Action item: Match on the string "your" in the entries below and return every matching line.

==========

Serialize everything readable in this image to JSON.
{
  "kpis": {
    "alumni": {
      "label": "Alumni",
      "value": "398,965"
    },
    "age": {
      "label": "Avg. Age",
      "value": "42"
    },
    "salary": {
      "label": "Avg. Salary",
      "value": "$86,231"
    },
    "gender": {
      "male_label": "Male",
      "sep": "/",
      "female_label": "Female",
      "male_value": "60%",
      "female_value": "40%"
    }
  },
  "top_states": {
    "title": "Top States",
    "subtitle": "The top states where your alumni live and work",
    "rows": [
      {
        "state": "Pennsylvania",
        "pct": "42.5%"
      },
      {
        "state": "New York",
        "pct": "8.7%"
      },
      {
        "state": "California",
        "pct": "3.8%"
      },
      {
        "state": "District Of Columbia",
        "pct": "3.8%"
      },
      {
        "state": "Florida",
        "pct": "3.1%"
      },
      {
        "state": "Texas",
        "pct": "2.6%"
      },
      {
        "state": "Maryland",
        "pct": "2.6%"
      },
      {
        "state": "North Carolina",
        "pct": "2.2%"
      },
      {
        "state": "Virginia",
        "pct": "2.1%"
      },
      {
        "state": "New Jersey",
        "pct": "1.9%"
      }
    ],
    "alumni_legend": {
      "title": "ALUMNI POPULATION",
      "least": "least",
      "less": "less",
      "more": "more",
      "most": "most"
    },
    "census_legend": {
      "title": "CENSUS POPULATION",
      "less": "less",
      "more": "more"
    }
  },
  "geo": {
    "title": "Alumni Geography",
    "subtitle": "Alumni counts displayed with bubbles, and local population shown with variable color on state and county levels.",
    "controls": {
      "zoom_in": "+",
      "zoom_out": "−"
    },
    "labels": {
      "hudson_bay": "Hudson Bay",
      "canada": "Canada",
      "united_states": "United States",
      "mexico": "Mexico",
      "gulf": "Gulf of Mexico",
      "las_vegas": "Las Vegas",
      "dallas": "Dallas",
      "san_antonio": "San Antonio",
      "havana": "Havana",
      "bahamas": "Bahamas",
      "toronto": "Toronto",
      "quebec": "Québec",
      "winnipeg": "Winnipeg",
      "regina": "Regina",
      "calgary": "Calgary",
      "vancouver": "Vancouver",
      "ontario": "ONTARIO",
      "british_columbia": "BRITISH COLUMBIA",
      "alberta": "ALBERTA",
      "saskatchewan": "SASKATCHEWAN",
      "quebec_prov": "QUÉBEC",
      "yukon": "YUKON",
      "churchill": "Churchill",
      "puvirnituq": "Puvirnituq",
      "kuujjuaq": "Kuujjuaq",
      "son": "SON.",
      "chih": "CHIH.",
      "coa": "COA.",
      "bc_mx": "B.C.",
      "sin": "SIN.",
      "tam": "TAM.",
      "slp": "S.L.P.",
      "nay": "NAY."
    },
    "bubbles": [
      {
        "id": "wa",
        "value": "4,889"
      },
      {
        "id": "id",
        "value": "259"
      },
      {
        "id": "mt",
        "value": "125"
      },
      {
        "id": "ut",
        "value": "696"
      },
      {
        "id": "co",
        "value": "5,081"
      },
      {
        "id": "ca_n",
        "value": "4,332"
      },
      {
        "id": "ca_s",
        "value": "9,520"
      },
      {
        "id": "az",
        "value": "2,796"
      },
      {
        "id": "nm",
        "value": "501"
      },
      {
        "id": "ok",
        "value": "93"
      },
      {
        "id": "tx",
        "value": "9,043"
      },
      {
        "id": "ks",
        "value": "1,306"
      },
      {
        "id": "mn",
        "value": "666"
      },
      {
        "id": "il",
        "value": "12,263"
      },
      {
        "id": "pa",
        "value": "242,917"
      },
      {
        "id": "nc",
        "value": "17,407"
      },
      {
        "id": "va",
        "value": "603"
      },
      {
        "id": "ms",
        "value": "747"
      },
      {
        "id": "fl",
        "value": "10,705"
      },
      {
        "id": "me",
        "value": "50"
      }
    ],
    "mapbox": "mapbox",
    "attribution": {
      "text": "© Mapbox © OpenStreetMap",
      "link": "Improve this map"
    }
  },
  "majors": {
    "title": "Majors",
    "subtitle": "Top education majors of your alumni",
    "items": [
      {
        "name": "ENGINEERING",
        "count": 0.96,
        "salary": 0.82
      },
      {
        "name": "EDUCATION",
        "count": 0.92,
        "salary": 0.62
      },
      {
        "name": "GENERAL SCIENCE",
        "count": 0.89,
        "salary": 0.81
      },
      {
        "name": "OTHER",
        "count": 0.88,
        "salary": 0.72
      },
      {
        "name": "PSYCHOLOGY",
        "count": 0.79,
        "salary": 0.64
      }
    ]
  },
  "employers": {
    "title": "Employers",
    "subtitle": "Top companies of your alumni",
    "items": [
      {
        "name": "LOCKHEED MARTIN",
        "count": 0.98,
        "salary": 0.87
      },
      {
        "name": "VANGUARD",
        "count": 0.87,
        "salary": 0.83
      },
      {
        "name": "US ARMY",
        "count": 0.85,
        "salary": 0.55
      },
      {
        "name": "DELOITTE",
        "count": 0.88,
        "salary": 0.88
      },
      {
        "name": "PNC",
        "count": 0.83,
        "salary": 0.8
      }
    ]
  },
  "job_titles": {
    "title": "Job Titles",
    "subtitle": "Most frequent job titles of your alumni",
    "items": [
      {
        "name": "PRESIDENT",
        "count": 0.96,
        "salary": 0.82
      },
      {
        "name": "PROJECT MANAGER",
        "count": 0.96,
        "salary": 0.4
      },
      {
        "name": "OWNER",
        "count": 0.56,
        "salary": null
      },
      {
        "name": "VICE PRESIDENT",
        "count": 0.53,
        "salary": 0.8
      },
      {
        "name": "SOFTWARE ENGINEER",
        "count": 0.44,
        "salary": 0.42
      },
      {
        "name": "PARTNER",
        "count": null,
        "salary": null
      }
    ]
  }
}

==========

Completed task:
    "subtitle": "The top states where your alumni live and work",
    "subtitle": "Top education majors of your alumni",
    "subtitle": "Top companies of your alumni",
    "subtitle": "Most frequent job titles of your alumni",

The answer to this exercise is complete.